→ DATA SHOWN:
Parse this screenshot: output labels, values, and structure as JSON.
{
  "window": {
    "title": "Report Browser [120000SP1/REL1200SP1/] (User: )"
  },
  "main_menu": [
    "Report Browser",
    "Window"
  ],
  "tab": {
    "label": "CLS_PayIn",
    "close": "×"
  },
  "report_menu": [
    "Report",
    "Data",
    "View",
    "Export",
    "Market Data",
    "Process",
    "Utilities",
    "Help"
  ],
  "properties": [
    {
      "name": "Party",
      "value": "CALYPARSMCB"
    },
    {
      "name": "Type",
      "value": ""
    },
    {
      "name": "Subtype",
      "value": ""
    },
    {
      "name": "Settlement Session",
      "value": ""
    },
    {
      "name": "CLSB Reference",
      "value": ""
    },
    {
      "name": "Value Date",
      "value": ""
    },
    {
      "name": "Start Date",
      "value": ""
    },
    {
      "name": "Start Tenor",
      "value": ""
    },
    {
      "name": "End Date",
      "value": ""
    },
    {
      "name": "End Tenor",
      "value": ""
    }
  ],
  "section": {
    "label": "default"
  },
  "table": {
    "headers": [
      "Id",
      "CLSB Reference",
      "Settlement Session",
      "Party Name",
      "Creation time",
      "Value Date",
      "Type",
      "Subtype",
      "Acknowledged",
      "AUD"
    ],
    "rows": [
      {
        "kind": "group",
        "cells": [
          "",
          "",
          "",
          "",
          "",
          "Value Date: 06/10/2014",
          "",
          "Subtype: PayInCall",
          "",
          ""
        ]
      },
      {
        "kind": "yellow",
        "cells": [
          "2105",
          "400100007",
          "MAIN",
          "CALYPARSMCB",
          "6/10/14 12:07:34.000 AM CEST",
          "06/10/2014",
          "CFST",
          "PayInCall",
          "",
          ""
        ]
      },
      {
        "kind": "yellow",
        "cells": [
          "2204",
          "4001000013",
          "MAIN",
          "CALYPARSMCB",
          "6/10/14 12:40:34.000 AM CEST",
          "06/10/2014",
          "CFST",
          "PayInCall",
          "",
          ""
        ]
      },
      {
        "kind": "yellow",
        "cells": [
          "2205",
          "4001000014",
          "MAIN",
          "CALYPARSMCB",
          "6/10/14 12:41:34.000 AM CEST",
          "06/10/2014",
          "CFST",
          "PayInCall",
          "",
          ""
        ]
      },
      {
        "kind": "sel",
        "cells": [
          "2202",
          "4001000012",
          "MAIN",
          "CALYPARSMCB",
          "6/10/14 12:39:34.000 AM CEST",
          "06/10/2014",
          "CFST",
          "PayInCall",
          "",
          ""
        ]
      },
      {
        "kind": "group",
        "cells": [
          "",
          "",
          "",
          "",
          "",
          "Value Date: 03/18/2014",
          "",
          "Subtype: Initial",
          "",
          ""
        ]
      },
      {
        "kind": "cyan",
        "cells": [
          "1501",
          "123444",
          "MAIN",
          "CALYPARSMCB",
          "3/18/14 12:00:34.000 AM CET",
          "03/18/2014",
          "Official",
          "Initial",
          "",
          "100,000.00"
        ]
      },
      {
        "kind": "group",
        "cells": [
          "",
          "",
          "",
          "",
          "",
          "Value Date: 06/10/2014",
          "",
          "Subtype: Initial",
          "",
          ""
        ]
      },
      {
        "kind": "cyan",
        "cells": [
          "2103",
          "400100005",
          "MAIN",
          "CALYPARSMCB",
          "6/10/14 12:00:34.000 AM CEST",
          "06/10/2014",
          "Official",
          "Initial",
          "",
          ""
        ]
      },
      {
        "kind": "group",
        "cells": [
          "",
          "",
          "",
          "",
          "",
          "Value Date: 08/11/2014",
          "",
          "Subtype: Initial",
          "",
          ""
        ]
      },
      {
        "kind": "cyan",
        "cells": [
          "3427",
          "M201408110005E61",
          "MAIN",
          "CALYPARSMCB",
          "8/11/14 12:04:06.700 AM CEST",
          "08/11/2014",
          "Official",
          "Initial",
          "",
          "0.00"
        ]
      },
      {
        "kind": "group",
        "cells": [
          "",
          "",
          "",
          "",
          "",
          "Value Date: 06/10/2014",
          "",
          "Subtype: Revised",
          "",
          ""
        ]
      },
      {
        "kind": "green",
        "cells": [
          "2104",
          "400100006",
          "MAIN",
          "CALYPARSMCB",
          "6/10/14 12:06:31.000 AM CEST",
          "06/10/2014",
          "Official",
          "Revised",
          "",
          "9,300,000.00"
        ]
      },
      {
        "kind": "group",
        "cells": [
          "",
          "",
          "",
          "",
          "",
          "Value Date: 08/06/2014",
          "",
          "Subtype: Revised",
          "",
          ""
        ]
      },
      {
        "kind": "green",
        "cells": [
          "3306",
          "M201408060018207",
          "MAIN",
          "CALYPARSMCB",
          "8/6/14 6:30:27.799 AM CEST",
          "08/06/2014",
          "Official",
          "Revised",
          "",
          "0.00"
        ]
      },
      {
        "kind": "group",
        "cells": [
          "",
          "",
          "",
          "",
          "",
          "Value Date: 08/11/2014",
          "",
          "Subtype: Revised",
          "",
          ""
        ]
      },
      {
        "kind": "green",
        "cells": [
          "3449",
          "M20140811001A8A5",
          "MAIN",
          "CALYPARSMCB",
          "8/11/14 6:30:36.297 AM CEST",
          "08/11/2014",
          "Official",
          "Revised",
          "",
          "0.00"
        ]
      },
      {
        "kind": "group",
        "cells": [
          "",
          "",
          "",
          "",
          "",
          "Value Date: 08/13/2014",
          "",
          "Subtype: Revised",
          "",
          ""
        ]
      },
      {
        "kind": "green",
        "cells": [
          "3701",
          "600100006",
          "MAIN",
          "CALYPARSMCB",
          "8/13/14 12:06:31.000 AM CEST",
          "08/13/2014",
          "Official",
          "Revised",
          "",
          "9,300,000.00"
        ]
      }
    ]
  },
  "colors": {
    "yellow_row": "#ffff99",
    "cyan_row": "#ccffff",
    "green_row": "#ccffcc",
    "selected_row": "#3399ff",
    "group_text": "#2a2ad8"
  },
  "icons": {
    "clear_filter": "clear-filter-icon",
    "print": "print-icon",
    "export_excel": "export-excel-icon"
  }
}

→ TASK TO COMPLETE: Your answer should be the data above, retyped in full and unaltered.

→ SOLUTION:
Parse this screenshot: output labels, values, and structure as JSON.
{
  "window": {
    "title": "Report Browser [120000SP1/REL1200SP1/] (User: )"
  },
  "main_menu": [
    "Report Browser",
    "Window"
  ],
  "tab": {
    "label": "CLS_PayIn",
    "close": "×"
  },
  "report_menu": [
    "Report",
    "Data",
    "View",
    "Export",
    "Market Data",
    "Process",
    "Utilities",
    "Help"
  ],
  "properties": [
    {
      "name": "Party",
      "value": "CALYPARSMCB"
    },
    {
      "name": "Type",
      "value": ""
    },
    {
      "name": "Subtype",
      "value": ""
    },
    {
      "name": "Settlement Session",
      "value": ""
    },
    {
      "name": "CLSB Reference",
      "value": ""
    },
    {
      "name": "Value Date",
      "value": ""
    },
    {
      "name": "Start Date",
      "value": ""
    },
    {
      "name": "Start Tenor",
      "value": ""
    },
    {
      "name": "End Date",
      "value": ""
    },
    {
      "name": "End Tenor",
      "value": ""
    }
  ],
  "section": {
    "label": "default"
  },
  "table": {
    "headers": [
      "Id",
      "CLSB Reference",
      "Settlement Session",
      "Party Name",
      "Creation time",
      "Value Date",
      "Type",
      "Subtype",
      "Acknowledged",
      "AUD"
    ],
    "rows": [
      {
        "kind": "group",
        "cells": [
          "",
          "",
          "",
          "",
          "",
          "Value Date: 06/10/2014",
          "",
          "Subtype: PayInCall",
          "",
          ""
        ]
      },
      {
        "kind": "yellow",
        "cells": [
          "2105",
          "400100007",
          "MAIN",
          "CALYPARSMCB",
          "6/10/14 12:07:34.000 AM CEST",
          "06/10/2014",
          "CFST",
          "PayInCall",
          "",
          ""
        ]
      },
      {
        "kind": "yellow",
        "cells": [
          "2204",
          "4001000013",
          "MAIN",
          "CALYPARSMCB",
          "6/10/14 12:40:34.000 AM CEST",
          "06/10/2014",
          "CFST",
          "PayInCall",
          "",
          ""
        ]
      },
      {
        "kind": "yellow",
        "cells": [
          "2205",
          "4001000014",
          "MAIN",
          "CALYPARSMCB",
          "6/10/14 12:41:34.000 AM CEST",
          "06/10/2014",
          "CFST",
          "PayInCall",
          "",
          ""
        ]
      },
      {
        "kind": "sel",
        "cells": [
          "2202",
          "4001000012",
          "MAIN",
          "CALYPARSMCB",
          "6/10/14 12:39:34.000 AM CEST",
          "06/10/2014",
          "CFST",
          "PayInCall",
          "",
          ""
        ]
      },
      {
        "kind": "group",
        "cells": [
          "",
          "",
          "",
          "",
          "",
          "Value Date: 03/18/2014",
          "",
          "Subtype: Initial",
          "",
          ""
        ]
      },
      {
        "kind": "cyan",
        "cells": [
          "1501",
          "123444",
          "MAIN",
          "CALYPARSMCB",
          "3/18/14 12:00:34.000 AM CET",
          "03/18/2014",
          "Official",
          "Initial",
          "",
          "100,000.00"
        ]
      },
      {
        "kind": "group",
        "cells": [
          "",
          "",
          "",
          "",
          "",
          "Value Date: 06/10/2014",
          "",
          "Subtype: Initial",
          "",
          ""
        ]
      },
      {
        "kind": "cyan",
        "cells": [
          "2103",
          "400100005",
          "MAIN",
          "CALYPARSMCB",
          "6/10/14 12:00:34.000 AM CEST",
          "06/10/2014",
          "Official",
          "Initial",
          "",
          ""
        ]
      },
      {
        "kind": "group",
        "cells": [
          "",
          "",
          "",
          "",
          "",
          "Value Date: 08/11/2014",
          "",
          "Subtype: Initial",
          "",
          ""
        ]
      },
      {
        "kind": "cyan",
        "cells": [
          "3427",
          "M201408110005E61",
          "MAIN",
          "CALYPARSMCB",
          "8/11/14 12:04:06.700 AM CEST",
          "08/11/2014",
          "Official",
          "Initial",
          "",
          "0.00"
        ]
      },
      {
        "kind": "group",
        "cells": [
          "",
          "",
          "",
          "",
          "",
          "Value Date: 06/10/2014",
          "",
          "Subtype: Revised",
          "",
          ""
        ]
      },
      {
        "kind": "green",
        "cells": [
          "2104",
          "400100006",
          "MAIN",
          "CALYPARSMCB",
          "6/10/14 12:06:31.000 AM CEST",
          "06/10/2014",
          "Official",
          "Revised",
          "",
          "9,300,000.00"
        ]
      },
      {
        "kind": "group",
        "cells": [
          "",
          "",
          "",
          "",
          "",
          "Value Date: 08/06/2014",
          "",
          "Subtype: Revised",
          "",
          ""
        ]
      },
      {
        "kind": "green",
        "cells": [
          "3306",
          "M201408060018207",
          "MAIN",
          "CALYPARSMCB",
          "8/6/14 6:30:27.799 AM CEST",
          "08/06/2014",
          "Official",
          "Revised",
          "",
          "0.00"
        ]
      },
      {
        "kind": "group",
        "cells": [
          "",
          "",
          "",
          "",
          "",
          "Value Date: 08/11/2014",
          "",
          "Subtype: Revised",
          "",
          ""
        ]
      },
      {
        "kind": "green",
        "cells": [
          "3449",
          "M20140811001A8A5",
          "MAIN",
          "CALYPARSMCB",
          "8/11/14 6:30:36.297 AM CEST",
          "08/11/2014",
          "Official",
          "Revised",
          "",
          "0.00"
        ]
      },
      {
        "kind": "group",
        "cells": [
          "",
          "",
          "",
          "",
          "",
          "Value Date: 08/13/2014",
          "",
          "Subtype: Revised",
          "",
          ""
        ]
      },
      {
        "kind": "green",
        "cells": [
          "3701",
          "600100006",
          "MAIN",
          "CALYPARSMCB",
          "8/13/14 12:06:31.000 AM CEST",
          "08/13/2014",
          "Official",
          "Revised",
          "",
          "9,300,000.00"
        ]
      }
    ]
  },
  "colors": {
    "yellow_row": "#ffff99",
    "cyan_row": "#ccffff",
    "green_row": "#ccffcc",
    "selected_row": "#3399ff",
    "group_text": "#2a2ad8"
  },
  "icons": {
    "clear_filter": "clear-filter-icon",
    "print": "print-icon",
    "export_excel": "export-excel-icon"
  }
}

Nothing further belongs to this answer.